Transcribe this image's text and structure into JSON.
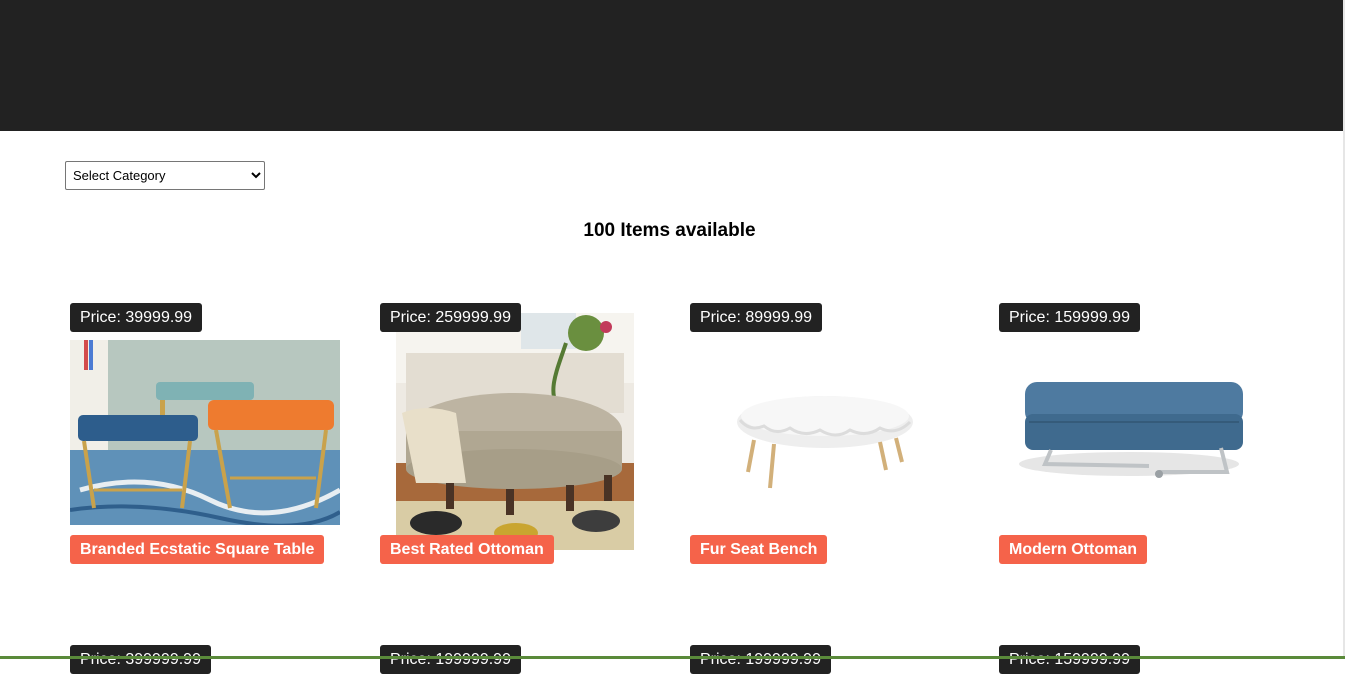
{
  "filter": {
    "selected": "Select Category"
  },
  "summary": {
    "items_available": "100 Items available"
  },
  "products": [
    {
      "price": "Price: 39999.99",
      "name": "Branded Ecstatic Square Table",
      "image": "teal-and-orange-tufted-stools"
    },
    {
      "price": "Price: 259999.99",
      "name": "Best Rated Ottoman",
      "image": "oval-tufted-ottoman"
    },
    {
      "price": "Price: 89999.99",
      "name": "Fur Seat Bench",
      "image": "white-fur-bench"
    },
    {
      "price": "Price: 159999.99",
      "name": "Modern Ottoman",
      "image": "blue-square-ottoman"
    }
  ],
  "next_row_prices": [
    "Price: 399999.99",
    "Price: 199999.99",
    "Price: 199999.99",
    "Price: 159999.99"
  ]
}
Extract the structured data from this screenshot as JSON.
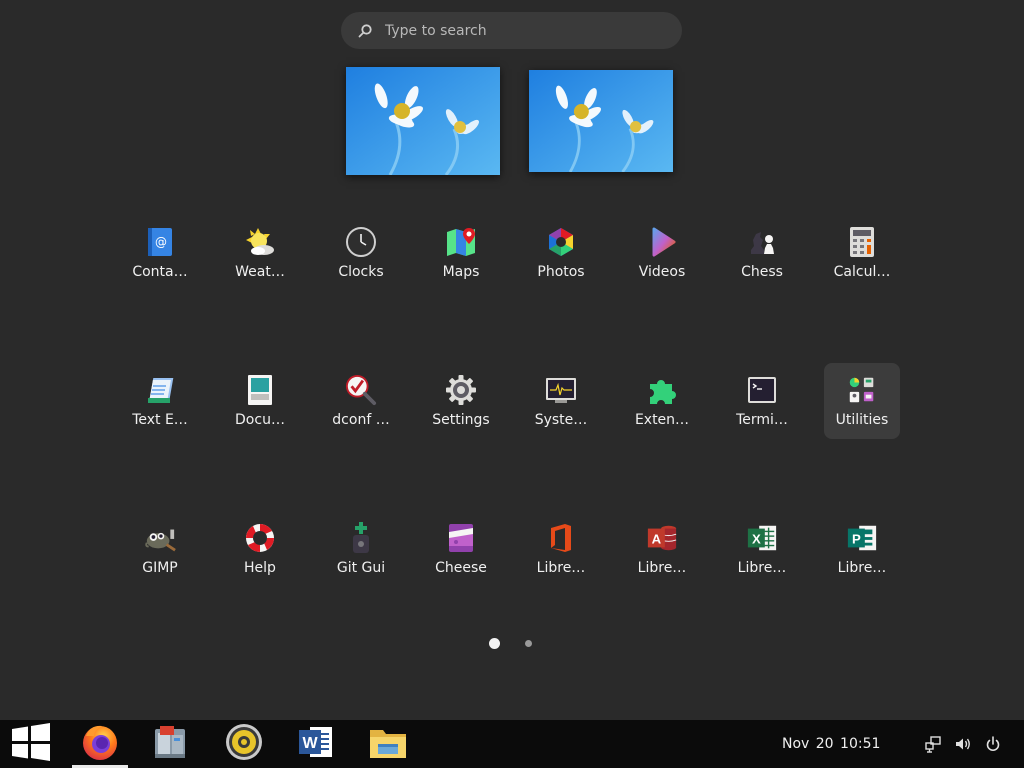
{
  "search": {
    "placeholder": "Type to search",
    "icon": "search-icon"
  },
  "workspaces": [
    {
      "name": "workspace-1",
      "wallpaper": "daisies"
    },
    {
      "name": "workspace-2",
      "wallpaper": "daisies"
    }
  ],
  "apps": [
    {
      "label": "Conta…",
      "icon": "contacts-icon"
    },
    {
      "label": "Weat…",
      "icon": "weather-icon"
    },
    {
      "label": "Clocks",
      "icon": "clocks-icon"
    },
    {
      "label": "Maps",
      "icon": "maps-icon"
    },
    {
      "label": "Photos",
      "icon": "photos-icon"
    },
    {
      "label": "Videos",
      "icon": "videos-icon"
    },
    {
      "label": "Chess",
      "icon": "chess-icon"
    },
    {
      "label": "Calcul…",
      "icon": "calculator-icon"
    },
    {
      "label": "Text E…",
      "icon": "text-editor-icon"
    },
    {
      "label": "Docu…",
      "icon": "document-viewer-icon"
    },
    {
      "label": "dconf …",
      "icon": "dconf-editor-icon"
    },
    {
      "label": "Settings",
      "icon": "settings-icon"
    },
    {
      "label": "Syste…",
      "icon": "system-monitor-icon"
    },
    {
      "label": "Exten…",
      "icon": "extensions-icon"
    },
    {
      "label": "Termi…",
      "icon": "terminal-icon"
    },
    {
      "label": "Utilities",
      "icon": "utilities-folder-icon",
      "selected": true
    },
    {
      "label": "GIMP",
      "icon": "gimp-icon"
    },
    {
      "label": "Help",
      "icon": "help-icon"
    },
    {
      "label": "Git Gui",
      "icon": "git-gui-icon"
    },
    {
      "label": "Cheese",
      "icon": "cheese-icon"
    },
    {
      "label": "Libre…",
      "icon": "office-icon"
    },
    {
      "label": "Libre…",
      "icon": "access-icon"
    },
    {
      "label": "Libre…",
      "icon": "excel-icon"
    },
    {
      "label": "Libre…",
      "icon": "publisher-icon"
    }
  ],
  "pagination": {
    "page_count": 2,
    "current_page": 1
  },
  "taskbar": {
    "items": [
      {
        "icon": "windows-start-icon",
        "active": false
      },
      {
        "icon": "firefox-icon",
        "active": true
      },
      {
        "icon": "file-cabinet-icon",
        "active": false
      },
      {
        "icon": "audio-player-icon",
        "active": false
      },
      {
        "icon": "word-icon",
        "active": false
      },
      {
        "icon": "file-explorer-icon",
        "active": false
      }
    ],
    "date": "Nov 20",
    "time": "10:51",
    "tray": [
      "network-icon",
      "volume-icon",
      "power-icon"
    ]
  },
  "colors": {
    "background": "#2a2a2a",
    "taskbar": "#0b0b0b",
    "accent": "#e6e6e6"
  }
}
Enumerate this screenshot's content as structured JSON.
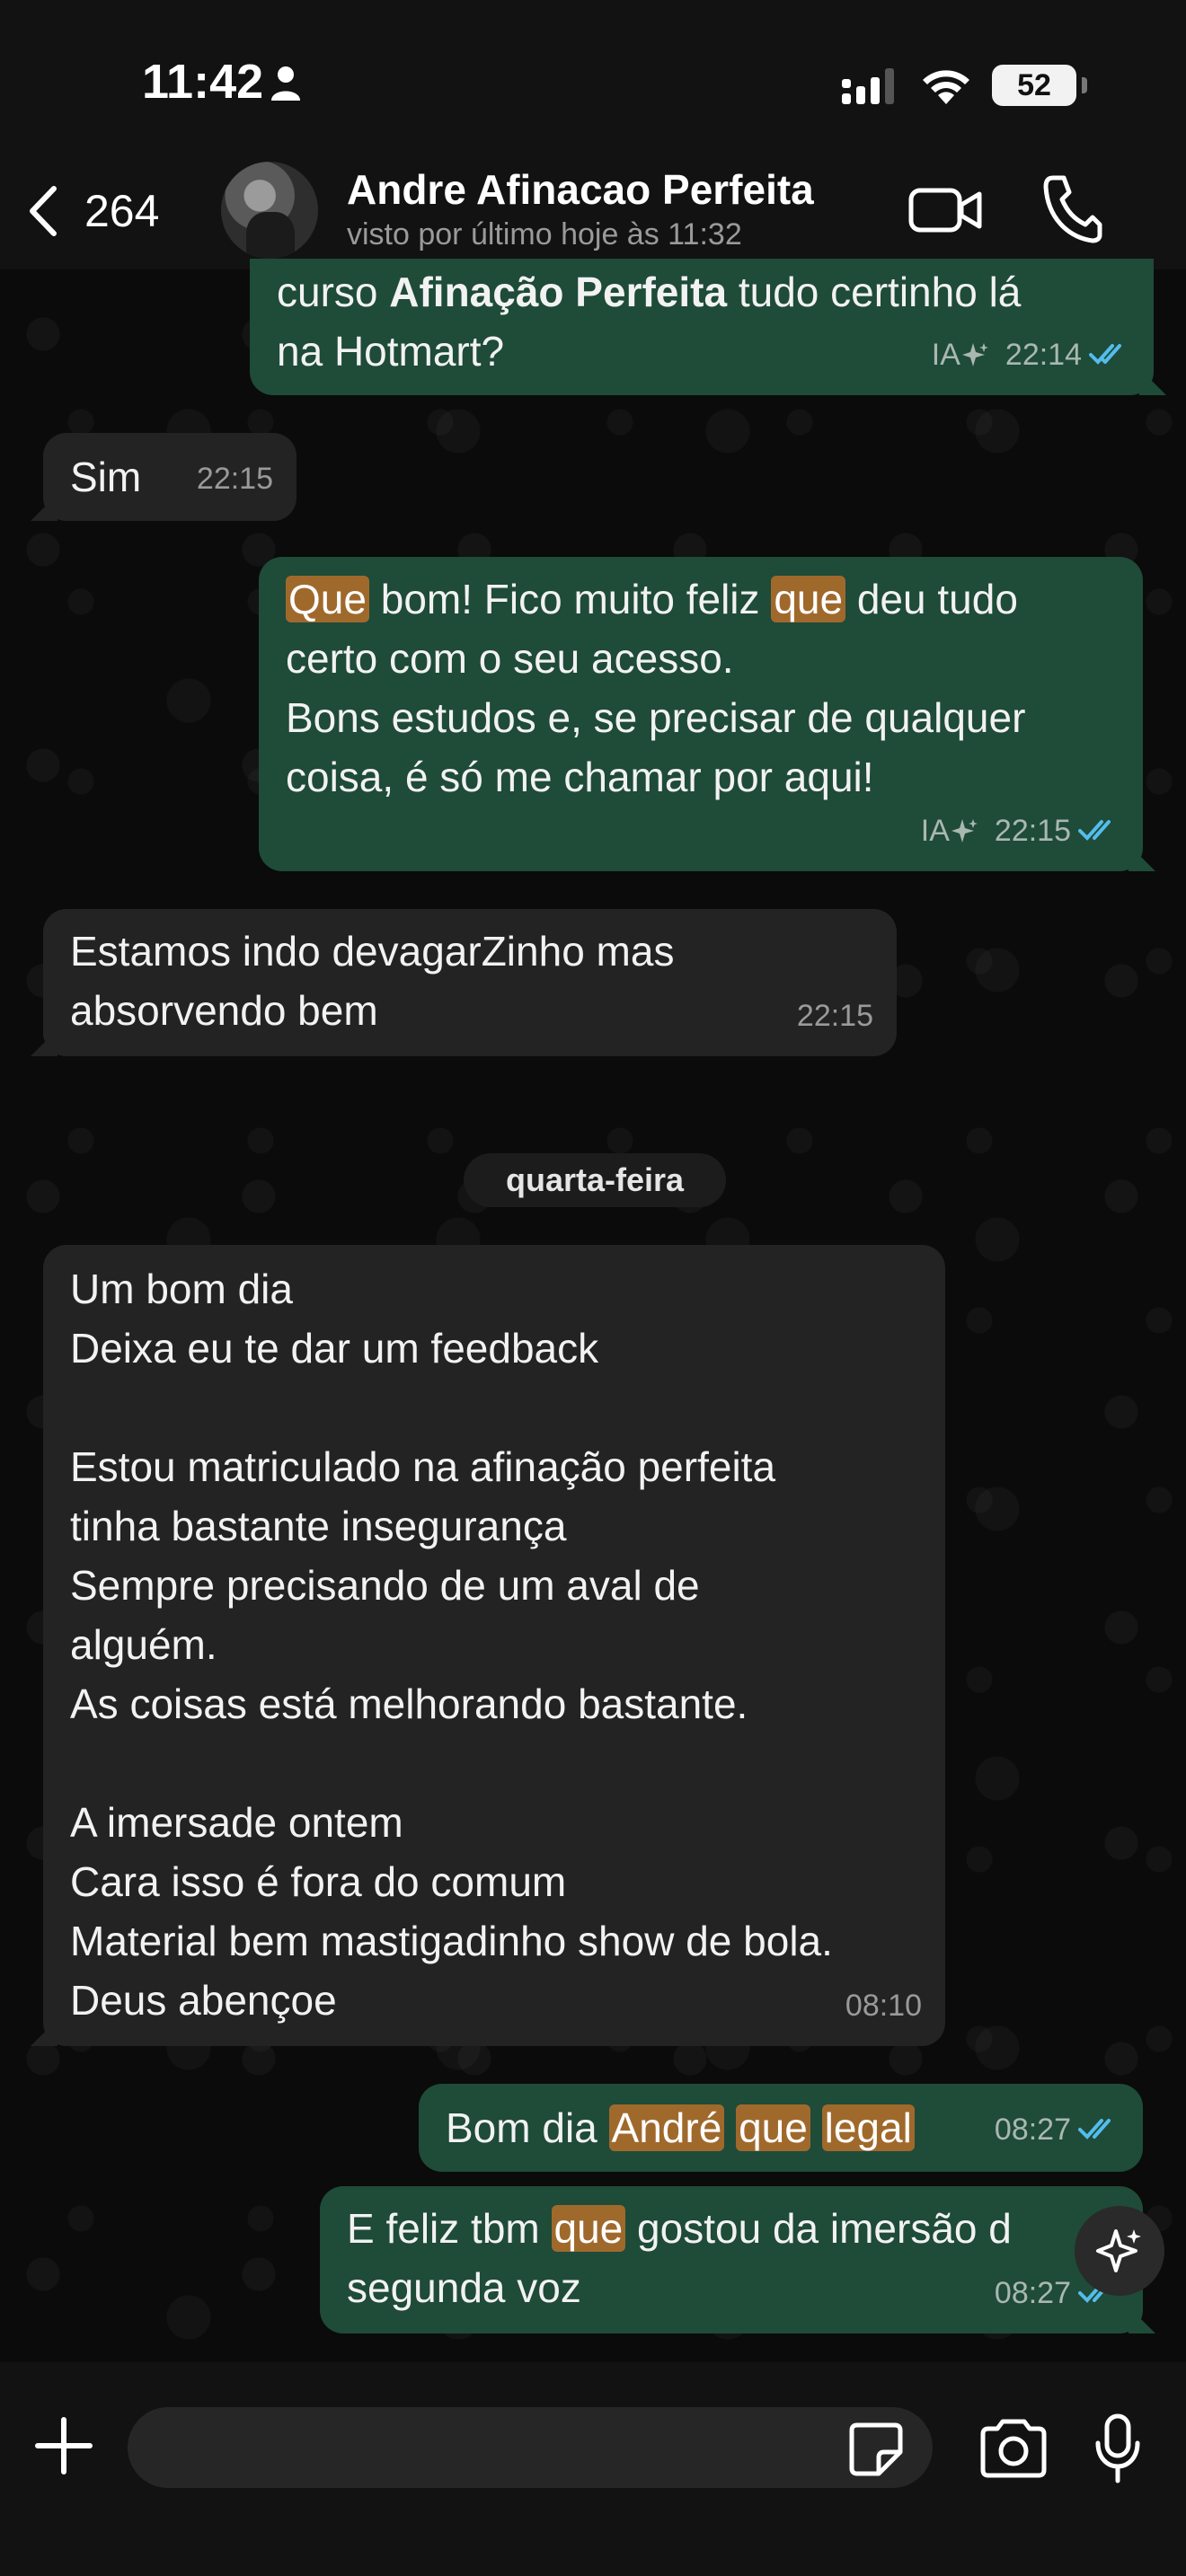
{
  "status_bar": {
    "time": "11:42",
    "battery": "52"
  },
  "header": {
    "back_count": "264",
    "contact_name": "Andre Afinacao Perfeita",
    "contact_status": "visto por último hoje às 11:32"
  },
  "messages": [
    {
      "direction": "out",
      "parts": [
        "curso ",
        "Afinação Perfeita",
        " tudo certinho lá\nna Hotmart?"
      ],
      "ai_label": "IA",
      "time": "22:14",
      "read": true
    },
    {
      "direction": "in",
      "text": "Sim",
      "time": "22:15"
    },
    {
      "direction": "out",
      "parts": [
        "Que",
        " bom! Fico muito feliz ",
        "que",
        " deu tudo\ncerto com o seu acesso.\nBons estudos e, se precisar de qualquer\ncoisa, é só me chamar por aqui!"
      ],
      "ai_label": "IA",
      "time": "22:15",
      "read": true
    },
    {
      "direction": "in",
      "text": "Estamos indo devagarZinho mas\nabsorvendo bem",
      "time": "22:15"
    },
    {
      "direction": "in",
      "text": "Um bom dia\nDeixa eu te dar um feedback\n\nEstou matriculado na afinação perfeita\ntinha bastante insegurança\nSempre precisando de um aval de\nalguém.\nAs coisas está melhorando bastante.\n\nA imersade ontem\nCara isso é fora do comum\nMaterial bem mastigadinho show de bola.\nDeus abençoe",
      "time": "08:10"
    },
    {
      "direction": "out",
      "parts": [
        "Bom dia ",
        "André",
        " ",
        "que",
        " ",
        "legal"
      ],
      "time": "08:27",
      "read": true
    },
    {
      "direction": "out",
      "parts": [
        "E feliz tbm ",
        "que",
        " gostou da imersão d",
        "\nsegunda voz"
      ],
      "time": "08:27",
      "read": true
    }
  ],
  "date_separator": "quarta-feira",
  "input": {
    "placeholder": ""
  },
  "colors": {
    "outgoing_bubble": "#1f4b39",
    "incoming_bubble": "#232324",
    "search_highlight": "#a0692c",
    "read_ticks": "#53bdeb"
  }
}
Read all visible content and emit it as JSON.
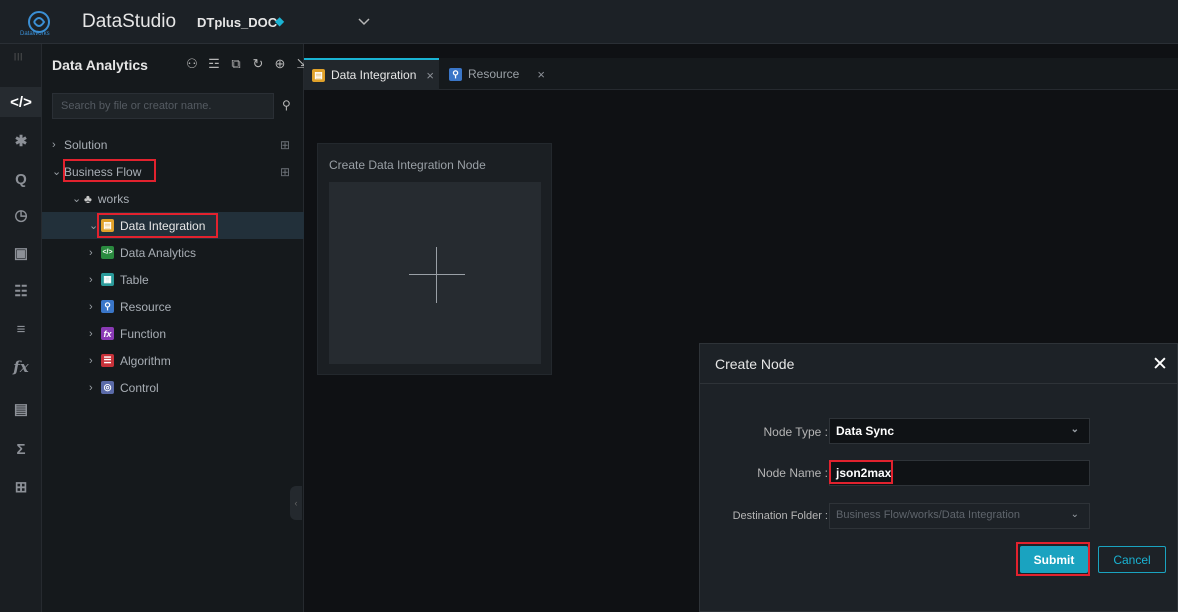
{
  "app": {
    "logo_sub": "DataWorks",
    "brand": "DataStudio",
    "project": "DTplus_DOC",
    "project_icon": "diamond-icon"
  },
  "iconbar": [
    {
      "icon": "code-icon",
      "glyph": "</>"
    },
    {
      "icon": "puzzle-icon",
      "glyph": "✱"
    },
    {
      "icon": "search-icon",
      "glyph": "Q"
    },
    {
      "icon": "clock-icon",
      "glyph": "◷"
    },
    {
      "icon": "save-icon",
      "glyph": "▣"
    },
    {
      "icon": "table-icon",
      "glyph": "☷"
    },
    {
      "icon": "list-icon",
      "glyph": "≡"
    },
    {
      "icon": "function-icon",
      "glyph": "fx"
    },
    {
      "icon": "stack-icon",
      "glyph": "▤"
    },
    {
      "icon": "sigma-icon",
      "glyph": "Σ"
    },
    {
      "icon": "trash-icon",
      "glyph": "🗑"
    }
  ],
  "sidepanel": {
    "title": "Data Analytics",
    "search_placeholder": "Search by file or creator name.",
    "tree": {
      "solution": "Solution",
      "business_flow": "Business Flow",
      "works": "works",
      "items": [
        {
          "label": "Data Integration",
          "color": "#e0a12a",
          "glyph": "▤"
        },
        {
          "label": "Data Analytics",
          "color": "#2a8a3f",
          "glyph": "<>"
        },
        {
          "label": "Table",
          "color": "#2a9a9a",
          "glyph": "▦"
        },
        {
          "label": "Resource",
          "color": "#3a76c8",
          "glyph": "⚲"
        },
        {
          "label": "Function",
          "color": "#8a3ab4",
          "glyph": "fx"
        },
        {
          "label": "Algorithm",
          "color": "#c8323a",
          "glyph": "☰"
        },
        {
          "label": "Control",
          "color": "#5a6aa8",
          "glyph": "◎"
        }
      ]
    }
  },
  "tabs": [
    {
      "label": "Data Integration",
      "close": "×"
    },
    {
      "label": "Resource",
      "close": "×"
    }
  ],
  "card": {
    "title": "Create Data Integration Node"
  },
  "modal": {
    "title": "Create Node",
    "close": "✕",
    "node_type_label": "Node Type :",
    "node_type_value": "Data Sync",
    "node_name_label": "Node Name :",
    "node_name_value": "json2max",
    "folder_label": "Destination Folder :",
    "folder_value": "Business Flow/works/Data Integration",
    "submit": "Submit",
    "cancel": "Cancel"
  },
  "colors": {
    "accent": "#1ab3d3",
    "highlight": "#e2222e"
  }
}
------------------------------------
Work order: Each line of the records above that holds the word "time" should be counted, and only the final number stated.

Exercise result: 9